+++ THE DATA
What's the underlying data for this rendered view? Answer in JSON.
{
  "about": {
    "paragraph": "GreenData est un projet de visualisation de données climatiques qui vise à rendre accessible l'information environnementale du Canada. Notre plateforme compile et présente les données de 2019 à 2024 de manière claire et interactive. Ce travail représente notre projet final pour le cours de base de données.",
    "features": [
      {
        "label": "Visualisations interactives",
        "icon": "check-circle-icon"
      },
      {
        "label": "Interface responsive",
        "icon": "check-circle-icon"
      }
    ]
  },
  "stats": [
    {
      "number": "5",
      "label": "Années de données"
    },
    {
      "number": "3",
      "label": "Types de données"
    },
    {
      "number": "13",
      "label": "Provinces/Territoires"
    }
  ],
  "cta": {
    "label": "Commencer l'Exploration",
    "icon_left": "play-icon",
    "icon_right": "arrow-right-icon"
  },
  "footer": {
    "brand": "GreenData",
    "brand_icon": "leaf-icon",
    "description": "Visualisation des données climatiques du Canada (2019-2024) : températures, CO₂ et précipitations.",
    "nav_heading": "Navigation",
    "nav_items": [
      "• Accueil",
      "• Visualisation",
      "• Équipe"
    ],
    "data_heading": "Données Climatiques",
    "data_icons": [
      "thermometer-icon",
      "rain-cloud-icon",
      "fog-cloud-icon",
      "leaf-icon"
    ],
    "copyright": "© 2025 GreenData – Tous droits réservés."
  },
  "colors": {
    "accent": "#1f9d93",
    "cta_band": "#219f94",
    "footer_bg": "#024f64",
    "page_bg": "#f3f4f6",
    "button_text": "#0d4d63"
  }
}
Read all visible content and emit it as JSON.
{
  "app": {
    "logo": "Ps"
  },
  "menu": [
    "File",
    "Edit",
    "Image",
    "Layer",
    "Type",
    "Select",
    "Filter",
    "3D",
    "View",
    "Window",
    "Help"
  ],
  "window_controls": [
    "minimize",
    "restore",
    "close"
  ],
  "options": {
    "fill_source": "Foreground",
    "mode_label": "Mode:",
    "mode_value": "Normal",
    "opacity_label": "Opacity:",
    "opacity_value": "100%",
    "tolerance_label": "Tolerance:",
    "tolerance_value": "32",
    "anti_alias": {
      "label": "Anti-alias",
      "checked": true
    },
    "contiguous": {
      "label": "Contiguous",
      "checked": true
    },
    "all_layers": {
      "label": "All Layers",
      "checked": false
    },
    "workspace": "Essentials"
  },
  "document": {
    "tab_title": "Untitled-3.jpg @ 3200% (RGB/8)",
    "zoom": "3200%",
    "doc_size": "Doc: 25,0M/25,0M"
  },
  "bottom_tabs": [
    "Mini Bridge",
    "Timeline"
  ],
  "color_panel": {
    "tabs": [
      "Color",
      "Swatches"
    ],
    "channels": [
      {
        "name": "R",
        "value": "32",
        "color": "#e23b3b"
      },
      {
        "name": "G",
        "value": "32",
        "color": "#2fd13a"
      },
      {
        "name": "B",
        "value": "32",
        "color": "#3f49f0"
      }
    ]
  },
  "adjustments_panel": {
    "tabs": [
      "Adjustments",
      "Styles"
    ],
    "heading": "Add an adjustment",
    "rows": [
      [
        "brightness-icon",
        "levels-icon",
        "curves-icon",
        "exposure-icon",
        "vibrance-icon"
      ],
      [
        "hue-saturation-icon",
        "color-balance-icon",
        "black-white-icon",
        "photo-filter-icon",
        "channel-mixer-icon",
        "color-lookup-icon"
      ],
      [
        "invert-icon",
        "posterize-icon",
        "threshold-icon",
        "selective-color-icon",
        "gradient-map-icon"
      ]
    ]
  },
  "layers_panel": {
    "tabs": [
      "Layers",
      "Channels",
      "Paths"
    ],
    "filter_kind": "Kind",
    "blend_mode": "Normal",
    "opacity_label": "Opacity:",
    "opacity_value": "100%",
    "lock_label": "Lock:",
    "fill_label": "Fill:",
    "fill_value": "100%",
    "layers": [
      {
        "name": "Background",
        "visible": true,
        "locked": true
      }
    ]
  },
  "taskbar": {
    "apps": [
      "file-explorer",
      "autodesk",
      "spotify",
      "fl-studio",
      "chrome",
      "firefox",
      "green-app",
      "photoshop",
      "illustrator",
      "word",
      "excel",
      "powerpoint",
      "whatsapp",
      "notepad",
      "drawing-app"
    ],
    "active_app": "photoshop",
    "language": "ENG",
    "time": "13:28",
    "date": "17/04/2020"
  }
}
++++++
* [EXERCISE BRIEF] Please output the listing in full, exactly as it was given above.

* [ANSWER FOR THIS EXERCISE]
What's the underlying data for this rendered view? Answer in JSON.
{
  "about": {
    "paragraph": "GreenData est un projet de visualisation de données climatiques qui vise à rendre accessible l'information environnementale du Canada. Notre plateforme compile et présente les données de 2019 à 2024 de manière claire et interactive. Ce travail représente notre projet final pour le cours de base de données.",
    "features": [
      {
        "label": "Visualisations interactives",
        "icon": "check-circle-icon"
      },
      {
        "label": "Interface responsive",
        "icon": "check-circle-icon"
      }
    ]
  },
  "stats": [
    {
      "number": "5",
      "label": "Années de données"
    },
    {
      "number": "3",
      "label": "Types de données"
    },
    {
      "number": "13",
      "label": "Provinces/Territoires"
    }
  ],
  "cta": {
    "label": "Commencer l'Exploration",
    "icon_left": "play-icon",
    "icon_right": "arrow-right-icon"
  },
  "footer": {
    "brand": "GreenData",
    "brand_icon": "leaf-icon",
    "description": "Visualisation des données climatiques du Canada (2019-2024) : températures, CO₂ et précipitations.",
    "nav_heading": "Navigation",
    "nav_items": [
      "• Accueil",
      "• Visualisation",
      "• Équipe"
    ],
    "data_heading": "Données Climatiques",
    "data_icons": [
      "thermometer-icon",
      "rain-cloud-icon",
      "fog-cloud-icon",
      "leaf-icon"
    ],
    "copyright": "© 2025 GreenData – Tous droits réservés."
  },
  "colors": {
    "accent": "#1f9d93",
    "cta_band": "#219f94",
    "footer_bg": "#024f64",
    "page_bg": "#f3f4f6",
    "button_text": "#0d4d63"
  }
}
Read all visible content and emit it as JSON.
{
  "app": {
    "logo": "Ps"
  },
  "menu": [
    "File",
    "Edit",
    "Image",
    "Layer",
    "Type",
    "Select",
    "Filter",
    "3D",
    "View",
    "Window",
    "Help"
  ],
  "window_controls": [
    "minimize",
    "restore",
    "close"
  ],
  "options": {
    "fill_source": "Foreground",
    "mode_label": "Mode:",
    "mode_value": "Normal",
    "opacity_label": "Opacity:",
    "opacity_value": "100%",
    "tolerance_label": "Tolerance:",
    "tolerance_value": "32",
    "anti_alias": {
      "label": "Anti-alias",
      "checked": true
    },
    "contiguous": {
      "label": "Contiguous",
      "checked": true
    },
    "all_layers": {
      "label": "All Layers",
      "checked": false
    },
    "workspace": "Essentials"
  },
  "document": {
    "tab_title": "Untitled-3.jpg @ 3200% (RGB/8)",
    "zoom": "3200%",
    "doc_size": "Doc: 25,0M/25,0M"
  },
  "bottom_tabs": [
    "Mini Bridge",
    "Timeline"
  ],
  "color_panel": {
    "tabs": [
      "Color",
      "Swatches"
    ],
    "channels": [
      {
        "name": "R",
        "value": "32",
        "color": "#e23b3b"
      },
      {
        "name": "G",
        "value": "32",
        "color": "#2fd13a"
      },
      {
        "name": "B",
        "value": "32",
        "color": "#3f49f0"
      }
    ]
  },
  "adjustments_panel": {
    "tabs": [
      "Adjustments",
      "Styles"
    ],
    "heading": "Add an adjustment",
    "rows": [
      [
        "brightness-icon",
        "levels-icon",
        "curves-icon",
        "exposure-icon",
        "vibrance-icon"
      ],
      [
        "hue-saturation-icon",
        "color-balance-icon",
        "black-white-icon",
        "photo-filter-icon",
        "channel-mixer-icon",
        "color-lookup-icon"
      ],
      [
        "invert-icon",
        "posterize-icon",
        "threshold-icon",
        "selective-color-icon",
        "gradient-map-icon"
      ]
    ]
  },
  "layers_panel": {
    "tabs": [
      "Layers",
      "Channels",
      "Paths"
    ],
    "filter_kind": "Kind",
    "blend_mode": "Normal",
    "opacity_label": "Opacity:",
    "opacity_value": "100%",
    "lock_label": "Lock:",
    "fill_label": "Fill:",
    "fill_value": "100%",
    "layers": [
      {
        "name": "Background",
        "visible": true,
        "locked": true
      }
    ]
  },
  "taskbar": {
    "apps": [
      "file-explorer",
      "autodesk",
      "spotify",
      "fl-studio",
      "chrome",
      "firefox",
      "green-app",
      "photoshop",
      "illustrator",
      "word",
      "excel",
      "powerpoint",
      "whatsapp",
      "notepad",
      "drawing-app"
    ],
    "active_app": "photoshop",
    "language": "ENG",
    "time": "13:28",
    "date": "17/04/2020"
  }
}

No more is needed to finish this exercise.